**Exercise directions**: Go through the records and copy each line where the word "فروش" occurs.

**Records provided**:
'''

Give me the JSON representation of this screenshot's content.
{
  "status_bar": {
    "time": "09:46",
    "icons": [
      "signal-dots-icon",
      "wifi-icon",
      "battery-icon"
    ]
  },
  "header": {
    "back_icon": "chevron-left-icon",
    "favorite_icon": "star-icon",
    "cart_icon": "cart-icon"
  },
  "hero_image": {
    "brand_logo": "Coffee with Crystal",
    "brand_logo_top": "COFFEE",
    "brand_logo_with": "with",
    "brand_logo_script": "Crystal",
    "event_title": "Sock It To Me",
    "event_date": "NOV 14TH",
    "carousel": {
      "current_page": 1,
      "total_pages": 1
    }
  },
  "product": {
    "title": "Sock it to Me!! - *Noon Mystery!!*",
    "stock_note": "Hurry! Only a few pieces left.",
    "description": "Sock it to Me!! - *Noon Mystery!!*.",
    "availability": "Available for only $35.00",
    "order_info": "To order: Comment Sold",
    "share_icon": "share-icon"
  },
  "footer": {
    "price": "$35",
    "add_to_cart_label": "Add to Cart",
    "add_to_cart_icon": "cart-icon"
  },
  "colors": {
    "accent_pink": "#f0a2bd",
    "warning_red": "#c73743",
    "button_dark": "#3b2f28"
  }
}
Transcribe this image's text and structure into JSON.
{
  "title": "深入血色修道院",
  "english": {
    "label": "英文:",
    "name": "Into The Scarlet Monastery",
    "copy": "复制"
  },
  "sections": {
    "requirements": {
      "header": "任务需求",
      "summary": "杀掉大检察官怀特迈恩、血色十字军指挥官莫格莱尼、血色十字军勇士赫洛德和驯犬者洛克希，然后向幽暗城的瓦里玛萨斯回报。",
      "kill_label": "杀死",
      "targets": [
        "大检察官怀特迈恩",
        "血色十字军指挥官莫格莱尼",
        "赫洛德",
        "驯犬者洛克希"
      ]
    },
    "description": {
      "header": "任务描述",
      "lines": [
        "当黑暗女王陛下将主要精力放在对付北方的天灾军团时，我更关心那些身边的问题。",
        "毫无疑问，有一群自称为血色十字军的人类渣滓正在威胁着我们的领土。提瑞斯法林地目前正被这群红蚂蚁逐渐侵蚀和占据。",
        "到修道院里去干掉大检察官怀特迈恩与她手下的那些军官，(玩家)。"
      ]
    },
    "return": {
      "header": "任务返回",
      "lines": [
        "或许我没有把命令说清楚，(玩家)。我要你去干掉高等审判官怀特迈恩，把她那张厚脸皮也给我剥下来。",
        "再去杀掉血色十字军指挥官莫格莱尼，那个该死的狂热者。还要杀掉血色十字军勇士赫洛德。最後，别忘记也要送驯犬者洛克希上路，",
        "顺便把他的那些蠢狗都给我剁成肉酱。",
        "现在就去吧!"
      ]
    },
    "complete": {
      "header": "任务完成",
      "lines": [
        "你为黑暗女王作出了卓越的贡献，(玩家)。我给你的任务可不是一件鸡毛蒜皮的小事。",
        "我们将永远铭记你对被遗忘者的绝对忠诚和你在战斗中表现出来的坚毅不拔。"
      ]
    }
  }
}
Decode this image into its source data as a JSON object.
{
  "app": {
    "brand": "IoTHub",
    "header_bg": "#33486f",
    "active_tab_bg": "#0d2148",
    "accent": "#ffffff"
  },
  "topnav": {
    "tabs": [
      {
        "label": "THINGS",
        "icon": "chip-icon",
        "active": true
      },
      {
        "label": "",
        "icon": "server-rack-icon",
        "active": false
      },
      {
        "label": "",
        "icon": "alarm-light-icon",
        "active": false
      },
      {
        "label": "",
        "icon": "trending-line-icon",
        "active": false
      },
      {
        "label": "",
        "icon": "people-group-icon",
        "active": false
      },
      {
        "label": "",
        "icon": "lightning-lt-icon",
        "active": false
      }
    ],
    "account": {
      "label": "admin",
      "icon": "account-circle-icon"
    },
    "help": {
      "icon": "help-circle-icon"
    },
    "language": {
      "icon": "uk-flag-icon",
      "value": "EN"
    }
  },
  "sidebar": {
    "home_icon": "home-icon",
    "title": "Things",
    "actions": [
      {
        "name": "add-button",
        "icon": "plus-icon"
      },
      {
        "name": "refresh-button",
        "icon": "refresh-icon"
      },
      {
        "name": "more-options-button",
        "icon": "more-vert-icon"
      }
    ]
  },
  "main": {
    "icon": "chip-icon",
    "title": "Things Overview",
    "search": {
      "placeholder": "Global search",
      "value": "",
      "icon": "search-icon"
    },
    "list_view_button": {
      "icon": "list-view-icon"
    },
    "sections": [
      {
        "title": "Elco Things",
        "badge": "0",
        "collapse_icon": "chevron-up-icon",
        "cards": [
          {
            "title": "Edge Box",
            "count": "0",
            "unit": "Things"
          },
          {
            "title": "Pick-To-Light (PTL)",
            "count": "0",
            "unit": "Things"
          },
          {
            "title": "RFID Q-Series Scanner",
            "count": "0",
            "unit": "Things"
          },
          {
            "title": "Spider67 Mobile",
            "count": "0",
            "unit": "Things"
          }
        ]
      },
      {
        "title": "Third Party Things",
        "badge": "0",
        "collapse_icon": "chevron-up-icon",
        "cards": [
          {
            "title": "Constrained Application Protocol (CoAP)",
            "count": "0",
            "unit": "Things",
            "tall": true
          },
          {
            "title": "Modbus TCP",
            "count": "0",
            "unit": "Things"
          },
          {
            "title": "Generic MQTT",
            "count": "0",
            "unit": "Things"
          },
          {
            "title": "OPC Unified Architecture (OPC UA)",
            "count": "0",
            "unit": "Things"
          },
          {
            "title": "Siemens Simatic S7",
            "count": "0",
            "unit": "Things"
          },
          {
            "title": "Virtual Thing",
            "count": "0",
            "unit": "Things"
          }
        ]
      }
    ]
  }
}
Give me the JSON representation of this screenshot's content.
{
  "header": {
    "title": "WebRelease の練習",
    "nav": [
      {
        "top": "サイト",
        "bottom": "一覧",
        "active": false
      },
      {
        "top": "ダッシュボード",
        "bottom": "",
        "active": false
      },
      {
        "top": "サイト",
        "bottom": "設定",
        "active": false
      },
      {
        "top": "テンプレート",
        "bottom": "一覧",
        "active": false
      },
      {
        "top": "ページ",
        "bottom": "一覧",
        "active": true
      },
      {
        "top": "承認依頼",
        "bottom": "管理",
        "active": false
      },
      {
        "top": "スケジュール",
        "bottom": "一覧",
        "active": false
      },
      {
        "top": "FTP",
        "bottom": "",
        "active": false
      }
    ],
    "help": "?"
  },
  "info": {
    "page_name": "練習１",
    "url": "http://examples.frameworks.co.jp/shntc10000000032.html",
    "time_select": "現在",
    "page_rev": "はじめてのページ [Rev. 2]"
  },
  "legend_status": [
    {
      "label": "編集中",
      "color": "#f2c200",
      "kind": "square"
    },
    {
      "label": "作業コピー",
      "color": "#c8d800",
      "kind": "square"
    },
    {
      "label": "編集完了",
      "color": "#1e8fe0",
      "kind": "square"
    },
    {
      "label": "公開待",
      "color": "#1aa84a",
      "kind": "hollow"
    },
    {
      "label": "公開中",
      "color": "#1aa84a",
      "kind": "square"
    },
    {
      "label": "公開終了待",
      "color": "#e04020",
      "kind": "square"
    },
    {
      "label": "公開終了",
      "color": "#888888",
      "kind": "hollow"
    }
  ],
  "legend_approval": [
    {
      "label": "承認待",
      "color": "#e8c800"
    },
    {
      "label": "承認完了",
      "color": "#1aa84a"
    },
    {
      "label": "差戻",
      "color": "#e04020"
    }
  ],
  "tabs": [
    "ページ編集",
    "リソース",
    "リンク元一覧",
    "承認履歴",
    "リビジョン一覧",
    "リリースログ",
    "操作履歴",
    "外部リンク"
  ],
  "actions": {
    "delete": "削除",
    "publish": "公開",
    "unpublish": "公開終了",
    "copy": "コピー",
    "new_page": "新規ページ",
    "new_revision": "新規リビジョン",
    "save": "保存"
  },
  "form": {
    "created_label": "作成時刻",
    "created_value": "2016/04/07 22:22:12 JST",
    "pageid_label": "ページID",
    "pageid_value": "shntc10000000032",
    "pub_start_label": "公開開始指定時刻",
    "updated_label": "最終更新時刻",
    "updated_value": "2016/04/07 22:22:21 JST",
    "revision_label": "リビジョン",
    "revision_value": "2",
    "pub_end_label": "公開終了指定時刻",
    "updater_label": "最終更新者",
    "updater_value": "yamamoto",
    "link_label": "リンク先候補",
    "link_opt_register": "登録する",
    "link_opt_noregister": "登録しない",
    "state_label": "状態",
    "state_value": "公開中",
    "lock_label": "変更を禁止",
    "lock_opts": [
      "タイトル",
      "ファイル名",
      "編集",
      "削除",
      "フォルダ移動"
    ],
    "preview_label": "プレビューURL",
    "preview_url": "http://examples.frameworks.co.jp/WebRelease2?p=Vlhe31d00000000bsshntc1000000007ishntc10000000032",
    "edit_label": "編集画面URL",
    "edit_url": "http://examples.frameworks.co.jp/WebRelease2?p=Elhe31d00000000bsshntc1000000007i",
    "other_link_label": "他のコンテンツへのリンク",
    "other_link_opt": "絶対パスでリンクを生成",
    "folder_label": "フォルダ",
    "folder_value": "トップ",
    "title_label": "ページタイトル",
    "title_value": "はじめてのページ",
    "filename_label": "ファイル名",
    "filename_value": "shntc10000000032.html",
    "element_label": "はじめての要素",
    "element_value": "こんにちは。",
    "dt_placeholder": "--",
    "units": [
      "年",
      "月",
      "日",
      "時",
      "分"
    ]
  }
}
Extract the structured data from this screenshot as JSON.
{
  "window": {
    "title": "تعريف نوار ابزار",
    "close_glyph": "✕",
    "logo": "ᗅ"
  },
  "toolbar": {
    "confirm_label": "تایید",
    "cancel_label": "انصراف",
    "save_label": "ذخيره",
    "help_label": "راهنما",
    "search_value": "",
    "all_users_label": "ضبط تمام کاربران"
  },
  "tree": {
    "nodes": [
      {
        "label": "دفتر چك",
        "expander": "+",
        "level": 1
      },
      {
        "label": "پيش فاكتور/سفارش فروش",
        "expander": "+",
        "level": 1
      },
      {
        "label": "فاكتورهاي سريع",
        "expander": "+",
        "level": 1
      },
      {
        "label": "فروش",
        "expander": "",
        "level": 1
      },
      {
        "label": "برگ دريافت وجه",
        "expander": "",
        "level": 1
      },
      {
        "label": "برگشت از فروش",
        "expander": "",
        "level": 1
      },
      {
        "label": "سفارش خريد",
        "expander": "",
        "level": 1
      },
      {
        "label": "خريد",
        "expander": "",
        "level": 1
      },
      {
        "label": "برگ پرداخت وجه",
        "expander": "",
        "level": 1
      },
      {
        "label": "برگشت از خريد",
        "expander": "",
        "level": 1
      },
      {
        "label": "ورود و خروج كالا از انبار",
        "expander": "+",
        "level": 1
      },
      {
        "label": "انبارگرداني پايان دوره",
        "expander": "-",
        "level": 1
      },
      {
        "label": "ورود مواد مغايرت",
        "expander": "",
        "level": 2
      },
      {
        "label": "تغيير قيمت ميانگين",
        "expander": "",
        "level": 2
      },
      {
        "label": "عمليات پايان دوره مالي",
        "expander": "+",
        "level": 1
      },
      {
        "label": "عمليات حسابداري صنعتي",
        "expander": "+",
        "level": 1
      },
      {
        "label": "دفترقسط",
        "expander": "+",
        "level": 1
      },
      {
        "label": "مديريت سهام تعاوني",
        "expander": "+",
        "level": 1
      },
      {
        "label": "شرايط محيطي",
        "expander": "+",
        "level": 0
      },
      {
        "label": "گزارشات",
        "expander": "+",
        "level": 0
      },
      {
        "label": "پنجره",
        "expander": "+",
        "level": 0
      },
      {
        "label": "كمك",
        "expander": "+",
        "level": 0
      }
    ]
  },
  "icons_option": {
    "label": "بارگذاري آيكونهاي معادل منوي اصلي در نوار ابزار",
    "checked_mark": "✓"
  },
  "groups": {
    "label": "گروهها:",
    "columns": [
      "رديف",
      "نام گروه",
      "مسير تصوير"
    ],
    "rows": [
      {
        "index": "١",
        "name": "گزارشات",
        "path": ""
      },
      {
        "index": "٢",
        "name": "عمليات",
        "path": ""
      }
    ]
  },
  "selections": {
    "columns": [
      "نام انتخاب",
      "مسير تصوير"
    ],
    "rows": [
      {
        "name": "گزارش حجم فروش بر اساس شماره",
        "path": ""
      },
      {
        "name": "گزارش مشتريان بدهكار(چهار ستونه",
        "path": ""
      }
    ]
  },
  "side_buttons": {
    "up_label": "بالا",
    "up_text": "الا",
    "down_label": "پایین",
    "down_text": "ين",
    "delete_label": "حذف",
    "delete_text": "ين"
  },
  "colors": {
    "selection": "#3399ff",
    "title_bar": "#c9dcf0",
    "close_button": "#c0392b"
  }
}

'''

**Answer box**:
        "label": "پيش فاكتور/سفارش فروش",
        "label": "فروش",
        "label": "برگشت از فروش",
        "name": "گزارش حجم فروش بر اساس شماره",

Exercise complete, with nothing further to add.